Work to complete: If a line in the entries below contains the word "content", it counts; report how many such lines there are, and only that number.

Data for this exercise:
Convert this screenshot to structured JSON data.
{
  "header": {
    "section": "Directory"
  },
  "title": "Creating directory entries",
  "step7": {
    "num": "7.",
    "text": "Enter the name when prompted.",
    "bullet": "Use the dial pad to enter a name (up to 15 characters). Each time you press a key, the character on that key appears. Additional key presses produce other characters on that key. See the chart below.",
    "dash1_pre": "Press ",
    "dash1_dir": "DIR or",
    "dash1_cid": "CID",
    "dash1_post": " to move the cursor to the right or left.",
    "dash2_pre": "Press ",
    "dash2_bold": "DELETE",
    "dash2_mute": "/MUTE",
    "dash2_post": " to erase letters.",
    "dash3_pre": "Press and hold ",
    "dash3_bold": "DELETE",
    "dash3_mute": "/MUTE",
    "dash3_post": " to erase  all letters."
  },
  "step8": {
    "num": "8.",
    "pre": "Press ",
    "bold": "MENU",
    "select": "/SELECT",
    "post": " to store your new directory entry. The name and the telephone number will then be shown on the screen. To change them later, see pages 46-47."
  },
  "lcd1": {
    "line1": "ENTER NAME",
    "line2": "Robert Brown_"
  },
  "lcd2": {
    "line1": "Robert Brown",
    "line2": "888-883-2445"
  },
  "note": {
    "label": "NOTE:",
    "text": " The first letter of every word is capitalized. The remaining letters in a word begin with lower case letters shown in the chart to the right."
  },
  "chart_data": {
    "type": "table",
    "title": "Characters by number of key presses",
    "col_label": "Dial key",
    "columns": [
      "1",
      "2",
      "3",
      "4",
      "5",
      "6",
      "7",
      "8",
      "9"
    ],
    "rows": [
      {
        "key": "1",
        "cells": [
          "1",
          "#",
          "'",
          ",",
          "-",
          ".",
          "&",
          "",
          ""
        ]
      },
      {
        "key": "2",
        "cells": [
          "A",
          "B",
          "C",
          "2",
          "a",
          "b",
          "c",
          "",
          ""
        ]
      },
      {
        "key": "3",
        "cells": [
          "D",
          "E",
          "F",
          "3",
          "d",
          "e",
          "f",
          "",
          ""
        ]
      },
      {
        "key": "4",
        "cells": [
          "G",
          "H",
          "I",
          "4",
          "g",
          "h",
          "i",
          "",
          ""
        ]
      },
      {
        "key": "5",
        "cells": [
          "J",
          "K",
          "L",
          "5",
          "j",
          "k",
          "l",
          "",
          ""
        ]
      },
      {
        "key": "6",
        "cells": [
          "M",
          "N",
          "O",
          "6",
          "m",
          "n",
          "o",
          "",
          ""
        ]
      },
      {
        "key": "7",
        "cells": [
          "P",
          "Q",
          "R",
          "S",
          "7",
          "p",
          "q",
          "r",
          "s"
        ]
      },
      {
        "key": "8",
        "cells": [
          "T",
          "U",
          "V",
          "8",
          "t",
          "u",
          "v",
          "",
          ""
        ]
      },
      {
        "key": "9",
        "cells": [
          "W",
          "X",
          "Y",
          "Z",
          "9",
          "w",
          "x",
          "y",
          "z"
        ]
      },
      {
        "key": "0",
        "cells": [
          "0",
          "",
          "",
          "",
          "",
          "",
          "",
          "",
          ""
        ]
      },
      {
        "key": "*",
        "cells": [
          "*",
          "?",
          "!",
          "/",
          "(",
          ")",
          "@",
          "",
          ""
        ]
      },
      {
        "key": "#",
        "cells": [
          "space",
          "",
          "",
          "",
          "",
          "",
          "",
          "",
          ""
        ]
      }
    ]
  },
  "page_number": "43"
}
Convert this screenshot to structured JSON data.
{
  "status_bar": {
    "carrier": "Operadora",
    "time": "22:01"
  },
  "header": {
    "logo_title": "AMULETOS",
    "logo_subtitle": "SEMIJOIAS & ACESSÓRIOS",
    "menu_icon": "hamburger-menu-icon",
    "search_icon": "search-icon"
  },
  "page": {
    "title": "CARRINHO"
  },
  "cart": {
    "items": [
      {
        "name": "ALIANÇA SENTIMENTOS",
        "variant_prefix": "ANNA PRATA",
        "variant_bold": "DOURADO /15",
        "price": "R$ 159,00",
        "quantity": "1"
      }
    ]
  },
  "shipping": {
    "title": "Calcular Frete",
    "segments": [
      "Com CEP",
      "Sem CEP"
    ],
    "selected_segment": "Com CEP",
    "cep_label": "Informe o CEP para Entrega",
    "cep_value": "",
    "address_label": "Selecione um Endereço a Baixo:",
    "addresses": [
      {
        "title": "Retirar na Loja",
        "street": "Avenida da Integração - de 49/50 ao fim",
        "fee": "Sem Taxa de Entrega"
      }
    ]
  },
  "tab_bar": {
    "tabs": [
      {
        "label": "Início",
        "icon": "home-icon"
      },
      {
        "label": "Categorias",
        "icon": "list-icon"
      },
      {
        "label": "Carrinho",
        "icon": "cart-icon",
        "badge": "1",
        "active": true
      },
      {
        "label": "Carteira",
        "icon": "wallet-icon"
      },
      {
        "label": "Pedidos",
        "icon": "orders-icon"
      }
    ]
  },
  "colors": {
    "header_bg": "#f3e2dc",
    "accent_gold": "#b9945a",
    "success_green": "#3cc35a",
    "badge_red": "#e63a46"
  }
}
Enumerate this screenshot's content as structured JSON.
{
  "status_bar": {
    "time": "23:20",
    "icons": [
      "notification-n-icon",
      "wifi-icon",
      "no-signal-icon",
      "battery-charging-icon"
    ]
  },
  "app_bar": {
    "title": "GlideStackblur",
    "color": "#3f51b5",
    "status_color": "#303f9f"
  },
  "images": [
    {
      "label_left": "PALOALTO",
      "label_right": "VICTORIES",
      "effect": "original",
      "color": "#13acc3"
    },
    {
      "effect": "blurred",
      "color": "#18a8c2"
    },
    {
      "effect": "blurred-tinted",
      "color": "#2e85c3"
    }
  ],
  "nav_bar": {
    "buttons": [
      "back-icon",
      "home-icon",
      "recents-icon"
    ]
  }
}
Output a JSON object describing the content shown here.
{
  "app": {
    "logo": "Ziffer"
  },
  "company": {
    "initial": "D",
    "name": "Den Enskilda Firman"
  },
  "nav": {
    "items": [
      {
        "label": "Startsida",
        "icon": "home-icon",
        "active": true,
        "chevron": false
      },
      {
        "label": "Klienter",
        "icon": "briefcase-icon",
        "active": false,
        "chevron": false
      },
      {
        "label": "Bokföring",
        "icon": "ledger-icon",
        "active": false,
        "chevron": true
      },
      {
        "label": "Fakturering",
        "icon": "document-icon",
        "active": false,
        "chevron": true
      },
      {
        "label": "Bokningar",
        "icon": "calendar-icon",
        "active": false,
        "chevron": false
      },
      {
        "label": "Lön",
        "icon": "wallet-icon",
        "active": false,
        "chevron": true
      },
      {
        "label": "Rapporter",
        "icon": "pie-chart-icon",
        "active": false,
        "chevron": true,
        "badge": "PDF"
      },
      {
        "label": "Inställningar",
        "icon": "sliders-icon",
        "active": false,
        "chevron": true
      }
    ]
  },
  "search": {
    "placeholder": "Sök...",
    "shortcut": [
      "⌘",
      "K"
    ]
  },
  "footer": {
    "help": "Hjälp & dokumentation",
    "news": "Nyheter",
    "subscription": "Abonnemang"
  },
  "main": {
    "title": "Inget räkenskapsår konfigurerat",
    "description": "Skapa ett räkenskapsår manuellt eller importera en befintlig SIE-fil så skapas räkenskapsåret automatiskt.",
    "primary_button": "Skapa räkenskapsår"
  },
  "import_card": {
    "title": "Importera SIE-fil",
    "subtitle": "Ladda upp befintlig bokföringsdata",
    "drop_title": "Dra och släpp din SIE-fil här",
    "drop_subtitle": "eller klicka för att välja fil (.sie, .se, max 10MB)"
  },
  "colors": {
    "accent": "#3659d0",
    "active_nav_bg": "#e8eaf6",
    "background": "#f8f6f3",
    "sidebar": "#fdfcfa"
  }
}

Problem solution: 2